As the story goes, including the official story record, shortly after seeing Thomas’s animation, Walt decided to put Pinocchio on hiatus from February through September while the staff reworked the script. In fact, Walt kept working on, revising and sweatboxing scenes right through July, but he knew that he had hit a wall. Ham Luske claimed that after looking at the storyboards of a scene where Pinocchio terrorize Geppetto’s cat, Figaro, he suggested to Walt that the audience would lose sympathy for Pinocchio unless the puppet had some way to discern right from wrong. As Ward Kimball told it, “Angelfter six or eight months, Walt looked at it and he says, ‘It’s not working.’ So he threw it out and everybody had to start all over again.”

You’d be amazed how often this happened at Walt Disney Studios. Where – over the past 80+ years – projects have been chugging along through the development pipeline (Take – for example – the storyboards below. Which are from a never-produced Disney short, “Donald’s Beaver Hunt”) …

Donald shoots a large gun in a storyboard for Donald's Beaver Hunt, an unproduced short
mage courtesy of S/R Laboratories. All Right Reserved

… only to then have the guy in charge (be it Walt or Roy E. or – nowadays – John Lasseter or Ed Catmull) say “It’s not good enough. Shut production down.”

Donald Duck holds up a beaver in a storyboard for an unproduced Disney short
Image courtesy of S/R Laboratories. All Right Reserved

And speaking of shutting things down, I think that’ll do it for this week here at JHM.

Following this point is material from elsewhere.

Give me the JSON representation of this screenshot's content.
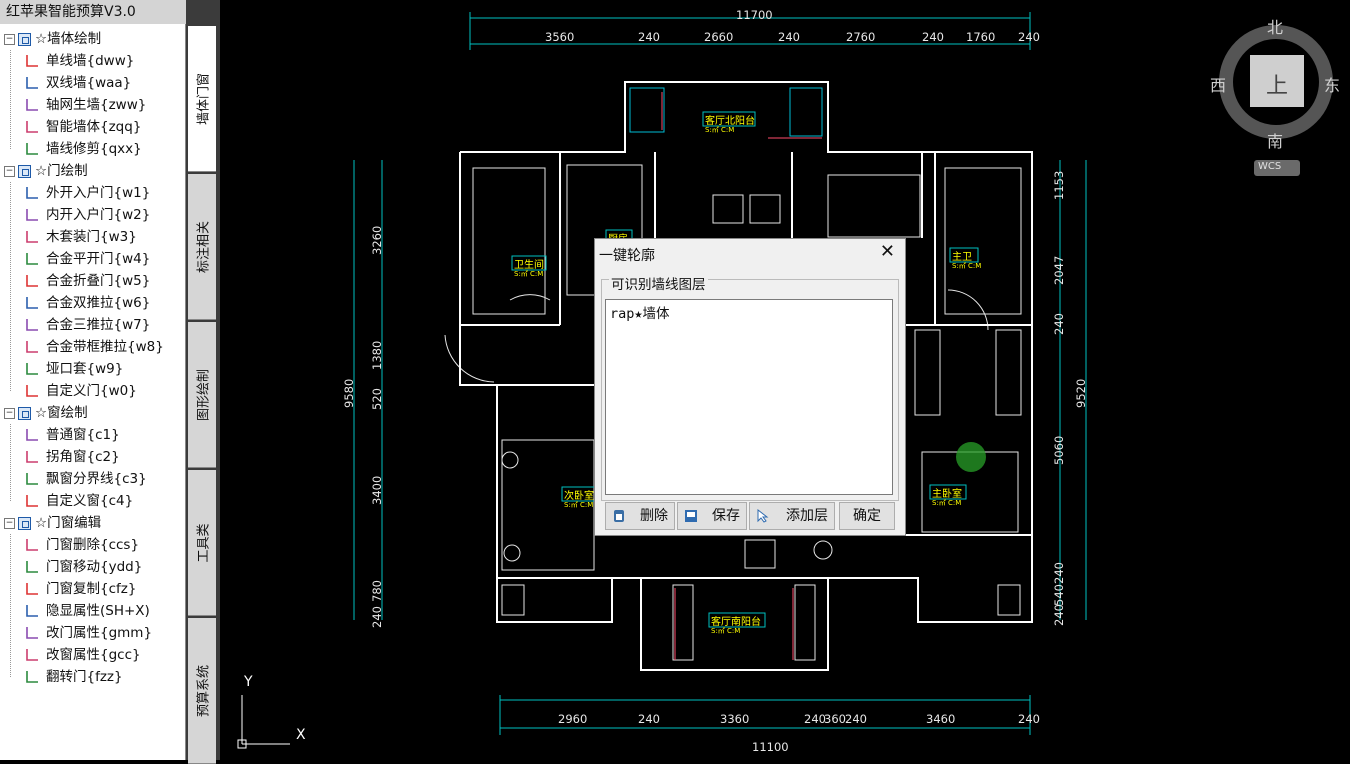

FYI: if you enjoyed the sketches that were used to illustrate today’s article, most of them came from the Spring 2010 catalog for S/R Laboratories. Which will be holding its biannual animation art auction next week. On May 24 – 25, to be exact. For further information on what other pieces will be coming up for bid this time around, please click on this link.

And remember, folks – if you’d like me to answer your Disney-related questions in a future "Why For" column – please send them along to [email protected]

Have a great weekend, okay?

Blog - Post Feedback Form
Your comment has been posted.   Close
Thank you, your comment requires moderation so it may take a while to appear.   Close
Leave a Comment
  • * Please enter your name
  • * Please enter a comment
  • Post